Keeping with IEMs for a bit, I got to check out two from Dunu’s booth at the show. I was looking forward to hearing the Zen Pro the most, and when I finally did it didn’t disappoint. The original Zen is one of my personal favorites that I have reviewed here, and the pro version pretty much improves on every single one of its characteristics. However, what I was really shocked by at Dunu’s booth was the Titan S. At only $79, it might be easy to overlook, but you shouldn’t. This is probably one of the best bargains you’re going to get out of an IEM, with its superb level of texture and detail. It’s also one of the widest and most life-like sounds you’re going to hear on an IEM in this price range, with a hefty amount of sub-bass that just puts the cherry on top.
To top things off, one of the last products I got to demo was the CRBN from Audeze. I have never gotten a chance to listen to the CRBN before CanJam, and I was excited to hear what Audeze can do with an electrostatic headphone. Suffice it to say I was completely blown away by almost every single facet of its sound. It just oozes purity and provided me with an absurd amount of spaciousness, adding layer upon layer of dimension to every track I listened to. I would love to do a more extensive review and hope to soon, but for now, I can say that the CRBN might be one of the best headphones I’ve heard in a very long time.
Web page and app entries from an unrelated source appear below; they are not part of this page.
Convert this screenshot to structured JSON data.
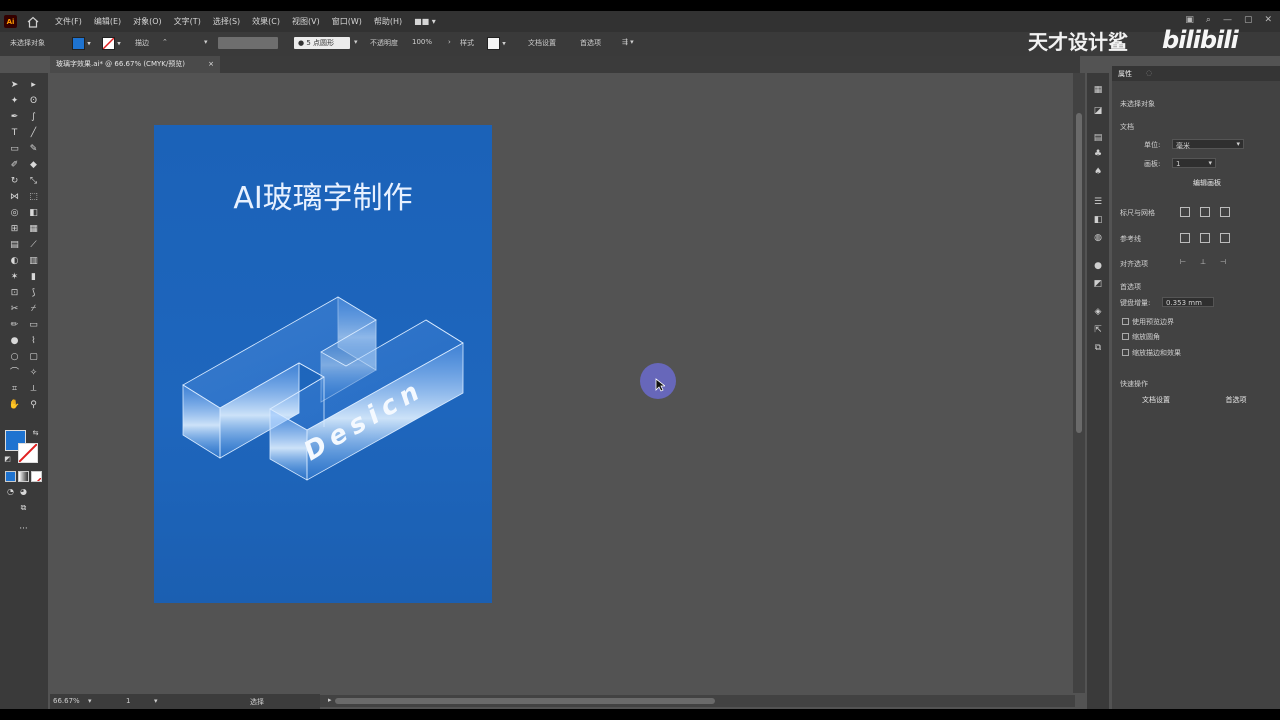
{
  "menubar": {
    "app_icon": "Ai",
    "items": [
      "文件(F)",
      "编辑(E)",
      "对象(O)",
      "文字(T)",
      "选择(S)",
      "效果(C)",
      "视图(V)",
      "窗口(W)",
      "帮助(H)",
      "■■ ▾"
    ]
  },
  "controlbar": {
    "selection": "未选择对象",
    "stroke_label": "描边",
    "brush": "5 点圆形",
    "opacity_label": "不透明度",
    "opacity_value": "100%",
    "style_label": "样式",
    "doc_setup": "文档设置",
    "preferences": "首选项"
  },
  "document_tab": {
    "title": "玻璃字效果.ai* @ 66.67% (CMYK/预览)",
    "close": "×"
  },
  "artboard": {
    "title": "AI玻璃字制作",
    "letter": "H",
    "word": "Desicn",
    "bg_color": "#1e64ba"
  },
  "statusbar": {
    "zoom": "66.67%",
    "artboard_num": "1",
    "tool": "选择"
  },
  "watermark": {
    "text": "天才设计鲨",
    "logo": "bilibili"
  },
  "panel": {
    "tab_properties": "属性",
    "no_selection": "未选择对象",
    "doc_section": "文档",
    "units_label": "单位:",
    "units_value": "毫米",
    "artboard_label": "画板:",
    "artboard_value": "1",
    "edit_artboards": "编辑画板",
    "rulers_grid": "标尺与网格",
    "guides": "参考线",
    "align": "对齐选项",
    "preferences_section": "首选项",
    "keyboard_increment_label": "键盘增量:",
    "keyboard_increment_value": "0.353 mm",
    "opt1": "使用预览边界",
    "opt2": "缩放圆角",
    "opt3": "缩放描边和效果",
    "quick_actions": "快速操作",
    "doc_setup_button": "文档设置",
    "preferences_button": "首选项"
  },
  "colors": {
    "fill": "#1e73d0",
    "ui_dark": "#323232",
    "canvas": "#535353"
  }
}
There was a lot more to see at CanJam 2022, but for now, this is what I found to be my most notable experience for this year’s show. I had a great time at the event and am already looking forward to next year. For more news and reviews about the latest headphones, IEMs, and audiophile gear, keep checking back to MajorHiFi.